Task statement ▸ Begin at the line with "What's the underlying" and set down each line exactly until the listing ends. Images stay out.

******

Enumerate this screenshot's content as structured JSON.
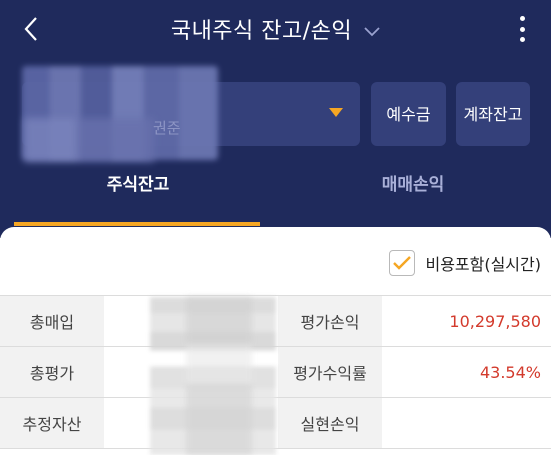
{
  "header": {
    "title": "국내주식 잔고/손익",
    "back_icon": "chevron-left-icon",
    "dropdown_icon": "chevron-down-icon",
    "more_icon": "more-vertical-icon"
  },
  "account": {
    "name_suffix": "권준",
    "dropdown_icon": "caret-down-icon",
    "accent": "#f5a623"
  },
  "buttons": {
    "deposit": "예수금",
    "account_balance_line1": "계좌",
    "account_balance_line2": "잔고"
  },
  "tabs": [
    {
      "label": "주식잔고",
      "selected": true
    },
    {
      "label": "매매손익",
      "selected": false
    }
  ],
  "options": {
    "include_fees_label": "비용포함(실시간)",
    "include_fees_checked": true
  },
  "summary": {
    "rows": [
      {
        "left_label": "총매입",
        "right_label": "평가손익",
        "right_value": "10,297,580"
      },
      {
        "left_label": "총평가",
        "right_label": "평가수익률",
        "right_value": "43.54%"
      },
      {
        "left_label": "추정자산",
        "right_label": "실현손익",
        "right_value": ""
      }
    ]
  },
  "colors": {
    "header_bg": "#1f2a5c",
    "profit_red": "#d33a2c"
  }
}
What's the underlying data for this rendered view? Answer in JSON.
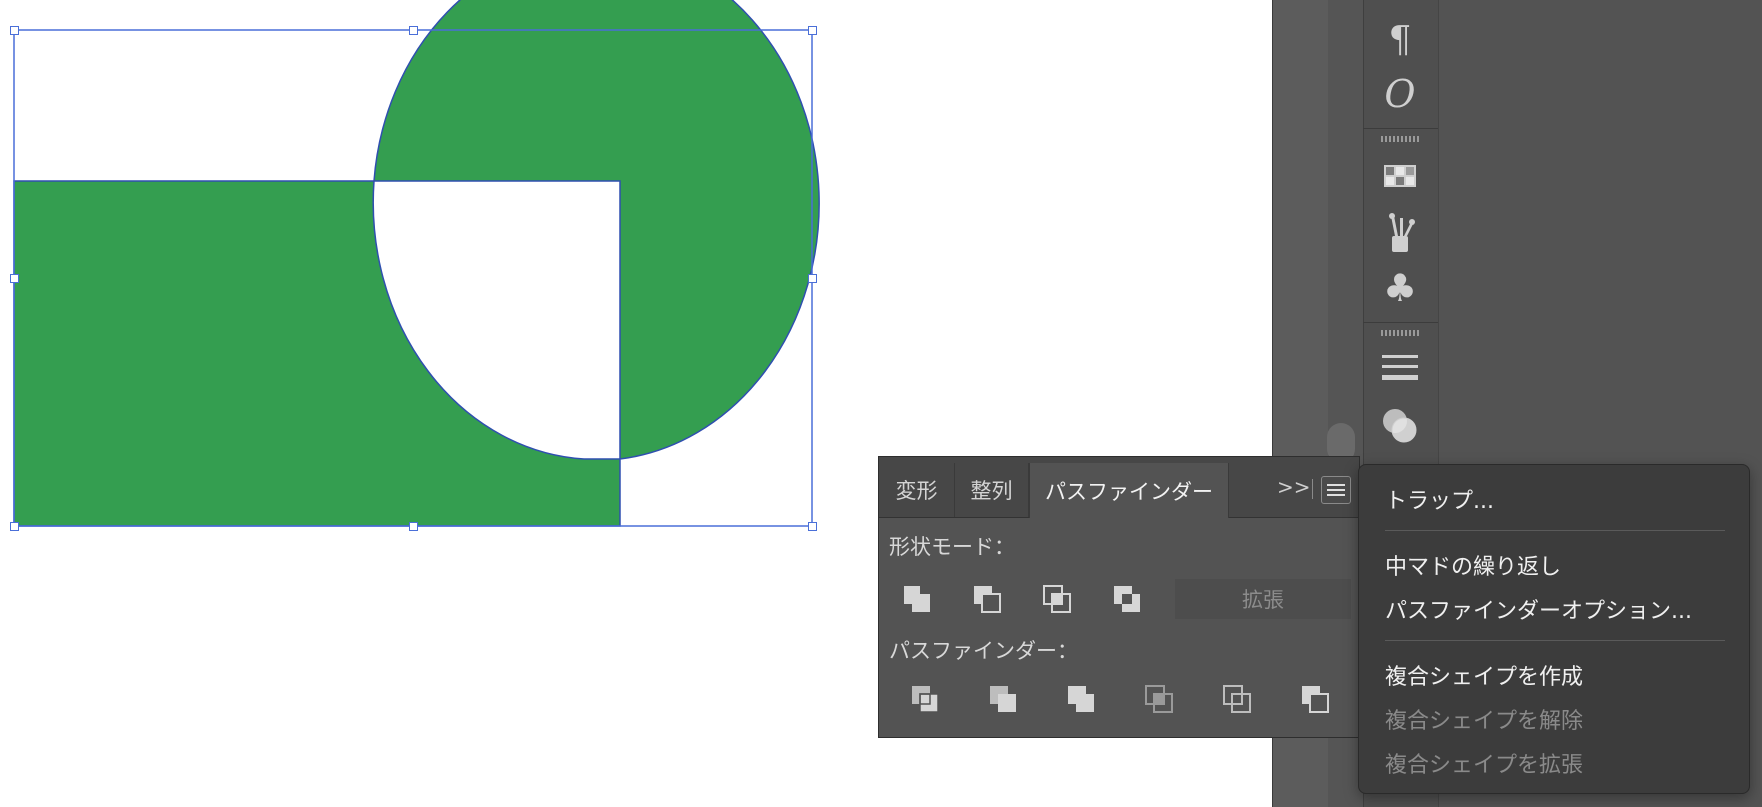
{
  "colors": {
    "shape_fill": "#349e50",
    "selection": "#4a6fd8",
    "panel_bg": "#535353",
    "menu_bg": "#3c3c3c"
  },
  "dock_icons": [
    "pilcrow-icon",
    "glyph-o-icon",
    "swatches-icon",
    "brushes-icon",
    "symbols-icon",
    "stroke-icon",
    "transparency-icon"
  ],
  "dock_icon_glyphs": {
    "pilcrow": "¶",
    "glyph_o": "O",
    "symbol": "♣"
  },
  "pathfinder_panel": {
    "tabs": [
      "変形",
      "整列",
      "パスファインダー"
    ],
    "overflow": ">>",
    "shape_modes_label": "形状モード：",
    "shape_mode_buttons": [
      "unite-icon",
      "minus-front-icon",
      "intersect-icon",
      "exclude-icon"
    ],
    "expand_label": "拡張",
    "pathfinders_label": "パスファインダー：",
    "pathfinder_buttons": [
      "divide-icon",
      "trim-icon",
      "merge-icon",
      "crop-icon",
      "outline-icon",
      "minus-back-icon"
    ]
  },
  "context_menu": {
    "items": [
      {
        "label": "トラップ...",
        "enabled": true
      },
      {
        "label": "中マドの繰り返し",
        "enabled": true
      },
      {
        "label": "パスファインダーオプション...",
        "enabled": true
      },
      {
        "label": "複合シェイプを作成",
        "enabled": true
      },
      {
        "label": "複合シェイプを解除",
        "enabled": false
      },
      {
        "label": "複合シェイプを拡張",
        "enabled": false
      }
    ]
  }
}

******

Task output ▸
What's the underlying data for this rendered view? Answer in JSON.
{
  "colors": {
    "shape_fill": "#349e50",
    "selection": "#4a6fd8",
    "panel_bg": "#535353",
    "menu_bg": "#3c3c3c"
  },
  "dock_icons": [
    "pilcrow-icon",
    "glyph-o-icon",
    "swatches-icon",
    "brushes-icon",
    "symbols-icon",
    "stroke-icon",
    "transparency-icon"
  ],
  "dock_icon_glyphs": {
    "pilcrow": "¶",
    "glyph_o": "O",
    "symbol": "♣"
  },
  "pathfinder_panel": {
    "tabs": [
      "変形",
      "整列",
      "パスファインダー"
    ],
    "overflow": ">>",
    "shape_modes_label": "形状モード：",
    "shape_mode_buttons": [
      "unite-icon",
      "minus-front-icon",
      "intersect-icon",
      "exclude-icon"
    ],
    "expand_label": "拡張",
    "pathfinders_label": "パスファインダー：",
    "pathfinder_buttons": [
      "divide-icon",
      "trim-icon",
      "merge-icon",
      "crop-icon",
      "outline-icon",
      "minus-back-icon"
    ]
  },
  "context_menu": {
    "items": [
      {
        "label": "トラップ...",
        "enabled": true
      },
      {
        "label": "中マドの繰り返し",
        "enabled": true
      },
      {
        "label": "パスファインダーオプション...",
        "enabled": true
      },
      {
        "label": "複合シェイプを作成",
        "enabled": true
      },
      {
        "label": "複合シェイプを解除",
        "enabled": false
      },
      {
        "label": "複合シェイプを拡張",
        "enabled": false
      }
    ]
  }
}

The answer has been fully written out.